The final hundred days of the Home Front Legacy project, leading up to Armistice Day on 11 November 2018, have provided an important opportunity to tell the story of the project. During this period the project website and social media will be showcasing some of the most interesting, unusual and most recorded site types, highlighting the efforts of our Champions, and, crucially, sharing information on how individuals can still record new sites and share the information with their local Historic Environment Service.
The thousands of sites recorded during the project contribute substantially to the knowledge and understanding of the First World War Home Front, and all of the sites added to the online recording app will be archived and freely accessible via the Archaeology Data Service.
Consultation with local Historic Environment Services across the UK at the beginning of the project ensured that the recording app was developed to facilitate data sharing, and the new knowledge captured within the project will form part of the archaeological record, leading to enhanced protection for many of these sites, particularly in relation to future development proposals. The learning resources will also remain available, enabling teachers and youth groups to continue to use them when developing First World War activities.
Many of the individuals who have contributed to the project via the site recording app will have been recording an archaeological site or feature for the first time. The skills learnt during this process are all transferrable and it is hoped that one of the legacies of the project will be their continued interest and participation in archaeology as individuals and through their involvement with local groups and societies.
About the authors
Deputy Director, Council for British Archaeology.
Gill came to the Council for British Archaeology after completing a masters in Cultural Heritage Management at the University of York.
Dr Claire Corkill
Executive Administrator, Council for British Archaeology
Claire joined the Council for British Archaeology in 2016 following the completion of a PhD in archaeology at the University of York which focused on First World War internment.
Home Front Legacy Project Officer, Council for British Archaeology
Chris specialises in the archaeology of the First and Second World War Home Fronts, with a particular focus on wartime anti-invasion defences.

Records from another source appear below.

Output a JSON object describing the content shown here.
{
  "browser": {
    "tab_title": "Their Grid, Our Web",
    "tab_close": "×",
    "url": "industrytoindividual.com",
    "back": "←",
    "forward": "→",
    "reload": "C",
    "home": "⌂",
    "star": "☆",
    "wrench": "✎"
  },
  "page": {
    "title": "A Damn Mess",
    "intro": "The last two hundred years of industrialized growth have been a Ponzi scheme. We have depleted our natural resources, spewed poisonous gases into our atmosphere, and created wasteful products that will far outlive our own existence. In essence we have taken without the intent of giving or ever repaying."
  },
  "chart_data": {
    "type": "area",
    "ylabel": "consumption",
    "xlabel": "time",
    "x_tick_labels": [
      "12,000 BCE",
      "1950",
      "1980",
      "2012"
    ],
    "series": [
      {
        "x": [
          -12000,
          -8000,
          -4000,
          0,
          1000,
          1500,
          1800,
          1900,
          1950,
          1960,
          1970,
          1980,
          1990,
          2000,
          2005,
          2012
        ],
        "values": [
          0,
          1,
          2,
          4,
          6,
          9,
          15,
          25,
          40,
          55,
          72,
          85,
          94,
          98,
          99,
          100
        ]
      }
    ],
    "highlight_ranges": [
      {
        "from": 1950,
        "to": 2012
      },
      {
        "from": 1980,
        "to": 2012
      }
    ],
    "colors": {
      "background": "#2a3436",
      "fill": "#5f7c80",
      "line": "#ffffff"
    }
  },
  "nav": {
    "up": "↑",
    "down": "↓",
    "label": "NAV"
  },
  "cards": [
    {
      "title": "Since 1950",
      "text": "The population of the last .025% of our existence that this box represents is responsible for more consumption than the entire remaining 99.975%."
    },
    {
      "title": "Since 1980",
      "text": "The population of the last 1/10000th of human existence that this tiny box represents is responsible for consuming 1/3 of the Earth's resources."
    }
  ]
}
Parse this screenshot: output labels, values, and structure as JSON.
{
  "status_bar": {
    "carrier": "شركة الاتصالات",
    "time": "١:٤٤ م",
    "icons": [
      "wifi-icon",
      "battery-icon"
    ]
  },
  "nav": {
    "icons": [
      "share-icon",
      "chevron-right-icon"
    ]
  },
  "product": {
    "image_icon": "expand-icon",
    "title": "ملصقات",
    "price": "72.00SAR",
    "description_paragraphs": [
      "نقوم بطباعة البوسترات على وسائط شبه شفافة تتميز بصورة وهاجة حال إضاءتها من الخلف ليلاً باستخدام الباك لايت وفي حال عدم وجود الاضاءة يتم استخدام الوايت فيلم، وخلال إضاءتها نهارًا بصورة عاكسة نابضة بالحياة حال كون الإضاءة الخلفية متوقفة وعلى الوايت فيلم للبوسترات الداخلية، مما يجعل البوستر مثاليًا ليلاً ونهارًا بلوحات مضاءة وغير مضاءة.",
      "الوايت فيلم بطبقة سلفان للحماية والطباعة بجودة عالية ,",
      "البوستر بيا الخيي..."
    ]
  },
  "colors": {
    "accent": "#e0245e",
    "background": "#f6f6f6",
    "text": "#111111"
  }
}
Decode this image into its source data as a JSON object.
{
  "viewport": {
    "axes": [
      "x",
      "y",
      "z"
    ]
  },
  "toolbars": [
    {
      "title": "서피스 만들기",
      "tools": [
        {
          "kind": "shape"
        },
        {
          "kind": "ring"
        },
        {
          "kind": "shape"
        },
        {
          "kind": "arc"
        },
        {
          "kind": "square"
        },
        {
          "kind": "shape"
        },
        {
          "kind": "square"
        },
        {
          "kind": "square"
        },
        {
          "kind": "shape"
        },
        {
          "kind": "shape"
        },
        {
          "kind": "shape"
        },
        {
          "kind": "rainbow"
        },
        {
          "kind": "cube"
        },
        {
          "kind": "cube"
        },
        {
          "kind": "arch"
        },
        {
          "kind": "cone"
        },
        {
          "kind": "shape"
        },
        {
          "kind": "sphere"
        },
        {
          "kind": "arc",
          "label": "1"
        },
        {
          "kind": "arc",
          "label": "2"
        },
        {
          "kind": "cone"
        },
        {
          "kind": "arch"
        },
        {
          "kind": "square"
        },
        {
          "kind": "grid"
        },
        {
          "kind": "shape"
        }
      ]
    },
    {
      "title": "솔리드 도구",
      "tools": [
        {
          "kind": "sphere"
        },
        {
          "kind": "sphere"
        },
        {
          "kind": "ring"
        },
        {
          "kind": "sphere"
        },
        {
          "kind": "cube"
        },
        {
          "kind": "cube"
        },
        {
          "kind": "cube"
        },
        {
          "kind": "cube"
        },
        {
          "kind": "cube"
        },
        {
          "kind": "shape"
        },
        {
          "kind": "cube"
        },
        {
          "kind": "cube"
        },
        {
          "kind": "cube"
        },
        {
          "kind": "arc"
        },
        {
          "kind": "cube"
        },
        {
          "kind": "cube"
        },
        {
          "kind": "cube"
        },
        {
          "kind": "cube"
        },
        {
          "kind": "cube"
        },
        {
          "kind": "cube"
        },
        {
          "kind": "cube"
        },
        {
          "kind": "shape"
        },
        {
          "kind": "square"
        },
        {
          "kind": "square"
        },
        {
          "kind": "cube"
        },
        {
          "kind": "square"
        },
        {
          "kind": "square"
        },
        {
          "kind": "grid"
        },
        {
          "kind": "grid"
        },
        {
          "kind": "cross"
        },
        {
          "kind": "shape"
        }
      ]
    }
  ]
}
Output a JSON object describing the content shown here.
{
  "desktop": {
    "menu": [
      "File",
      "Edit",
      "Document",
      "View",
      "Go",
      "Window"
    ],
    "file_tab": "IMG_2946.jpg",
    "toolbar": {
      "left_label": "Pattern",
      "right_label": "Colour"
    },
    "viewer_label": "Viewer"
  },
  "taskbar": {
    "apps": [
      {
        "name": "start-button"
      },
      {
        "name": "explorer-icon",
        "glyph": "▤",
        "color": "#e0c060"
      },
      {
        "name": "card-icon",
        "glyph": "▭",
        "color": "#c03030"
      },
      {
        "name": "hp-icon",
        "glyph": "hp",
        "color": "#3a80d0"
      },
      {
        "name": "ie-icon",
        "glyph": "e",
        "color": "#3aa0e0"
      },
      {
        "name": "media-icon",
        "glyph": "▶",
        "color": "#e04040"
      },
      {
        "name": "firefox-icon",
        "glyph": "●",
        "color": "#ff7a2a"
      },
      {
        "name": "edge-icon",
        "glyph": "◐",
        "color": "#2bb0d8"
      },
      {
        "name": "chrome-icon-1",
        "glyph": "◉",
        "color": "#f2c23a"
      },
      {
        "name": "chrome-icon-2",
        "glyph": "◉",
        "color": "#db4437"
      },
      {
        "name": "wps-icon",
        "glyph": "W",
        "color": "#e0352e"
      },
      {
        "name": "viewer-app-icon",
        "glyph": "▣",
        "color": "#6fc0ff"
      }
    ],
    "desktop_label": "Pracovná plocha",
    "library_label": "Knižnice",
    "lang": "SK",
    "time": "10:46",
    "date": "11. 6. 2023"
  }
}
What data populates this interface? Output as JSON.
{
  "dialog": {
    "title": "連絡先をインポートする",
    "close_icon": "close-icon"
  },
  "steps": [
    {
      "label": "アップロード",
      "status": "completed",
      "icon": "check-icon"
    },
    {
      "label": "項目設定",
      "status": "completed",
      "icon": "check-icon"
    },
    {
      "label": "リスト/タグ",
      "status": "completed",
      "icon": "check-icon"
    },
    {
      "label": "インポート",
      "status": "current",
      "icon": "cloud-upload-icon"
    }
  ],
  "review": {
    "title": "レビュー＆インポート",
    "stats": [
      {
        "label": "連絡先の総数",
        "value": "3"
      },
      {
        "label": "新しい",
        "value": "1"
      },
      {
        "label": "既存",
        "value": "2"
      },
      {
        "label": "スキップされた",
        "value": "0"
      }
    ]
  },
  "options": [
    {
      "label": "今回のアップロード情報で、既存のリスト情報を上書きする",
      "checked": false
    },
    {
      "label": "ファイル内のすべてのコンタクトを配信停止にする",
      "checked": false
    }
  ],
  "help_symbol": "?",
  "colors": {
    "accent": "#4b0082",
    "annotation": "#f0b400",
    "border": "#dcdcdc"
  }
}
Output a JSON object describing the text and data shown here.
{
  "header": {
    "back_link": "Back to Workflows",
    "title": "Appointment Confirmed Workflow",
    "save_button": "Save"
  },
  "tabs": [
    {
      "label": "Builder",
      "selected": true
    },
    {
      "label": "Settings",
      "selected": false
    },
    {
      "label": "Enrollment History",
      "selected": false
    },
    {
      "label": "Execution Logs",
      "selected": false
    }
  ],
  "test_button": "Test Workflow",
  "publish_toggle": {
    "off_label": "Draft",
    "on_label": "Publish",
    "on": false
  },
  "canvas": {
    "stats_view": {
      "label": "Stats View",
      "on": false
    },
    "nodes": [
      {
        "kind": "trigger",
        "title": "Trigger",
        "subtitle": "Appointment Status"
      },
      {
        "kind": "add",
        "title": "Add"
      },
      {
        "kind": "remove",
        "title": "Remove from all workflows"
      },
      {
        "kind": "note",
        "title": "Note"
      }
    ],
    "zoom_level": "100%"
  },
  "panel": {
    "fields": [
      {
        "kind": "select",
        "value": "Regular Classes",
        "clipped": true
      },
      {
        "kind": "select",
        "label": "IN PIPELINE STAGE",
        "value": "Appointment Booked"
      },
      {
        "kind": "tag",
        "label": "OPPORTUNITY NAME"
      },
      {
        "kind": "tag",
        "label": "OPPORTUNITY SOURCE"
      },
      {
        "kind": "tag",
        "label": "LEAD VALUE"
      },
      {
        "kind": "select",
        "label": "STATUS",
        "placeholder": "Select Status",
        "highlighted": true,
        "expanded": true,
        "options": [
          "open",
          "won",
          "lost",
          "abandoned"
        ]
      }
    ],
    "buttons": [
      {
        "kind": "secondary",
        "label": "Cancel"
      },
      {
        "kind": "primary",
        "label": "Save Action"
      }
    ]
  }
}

Appleby, C, Cocroft W D and Schofield, J (eds) 2015 The Home Front in Britain 1914-18: An Archaeological Handbook. CBA Practical Handbook 22